Pull out every line below that holds the word "JSON".

[Opening EXTRACTED INFORMATION section]

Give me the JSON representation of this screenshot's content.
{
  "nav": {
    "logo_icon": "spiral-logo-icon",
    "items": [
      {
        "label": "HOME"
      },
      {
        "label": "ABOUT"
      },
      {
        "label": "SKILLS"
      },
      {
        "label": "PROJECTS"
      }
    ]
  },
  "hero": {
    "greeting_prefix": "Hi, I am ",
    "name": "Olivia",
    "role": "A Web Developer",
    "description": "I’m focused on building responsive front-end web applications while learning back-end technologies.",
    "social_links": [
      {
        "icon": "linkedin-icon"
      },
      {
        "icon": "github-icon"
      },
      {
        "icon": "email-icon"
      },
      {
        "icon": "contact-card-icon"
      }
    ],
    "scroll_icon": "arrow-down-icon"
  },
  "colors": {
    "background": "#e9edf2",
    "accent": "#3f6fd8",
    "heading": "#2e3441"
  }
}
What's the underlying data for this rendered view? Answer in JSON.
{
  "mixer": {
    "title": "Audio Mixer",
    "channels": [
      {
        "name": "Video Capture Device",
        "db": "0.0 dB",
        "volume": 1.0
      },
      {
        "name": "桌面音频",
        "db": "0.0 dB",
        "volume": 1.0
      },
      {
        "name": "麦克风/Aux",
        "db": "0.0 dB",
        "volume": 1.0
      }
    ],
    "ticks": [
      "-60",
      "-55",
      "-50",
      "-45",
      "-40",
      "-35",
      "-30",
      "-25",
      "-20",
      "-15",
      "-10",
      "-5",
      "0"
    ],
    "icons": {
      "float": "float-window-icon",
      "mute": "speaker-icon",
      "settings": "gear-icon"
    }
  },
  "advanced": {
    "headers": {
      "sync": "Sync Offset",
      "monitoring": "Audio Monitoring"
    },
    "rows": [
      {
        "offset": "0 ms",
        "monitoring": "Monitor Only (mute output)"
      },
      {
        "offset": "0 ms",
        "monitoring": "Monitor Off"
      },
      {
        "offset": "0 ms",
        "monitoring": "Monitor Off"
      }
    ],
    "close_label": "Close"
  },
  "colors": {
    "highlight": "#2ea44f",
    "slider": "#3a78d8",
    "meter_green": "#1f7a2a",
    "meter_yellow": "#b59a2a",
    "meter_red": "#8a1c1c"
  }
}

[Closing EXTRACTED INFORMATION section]

• _WRITTEN ANSWER_:
Give me the JSON representation of this screenshot's content.
What's the underlying data for this rendered view? Answer in JSON.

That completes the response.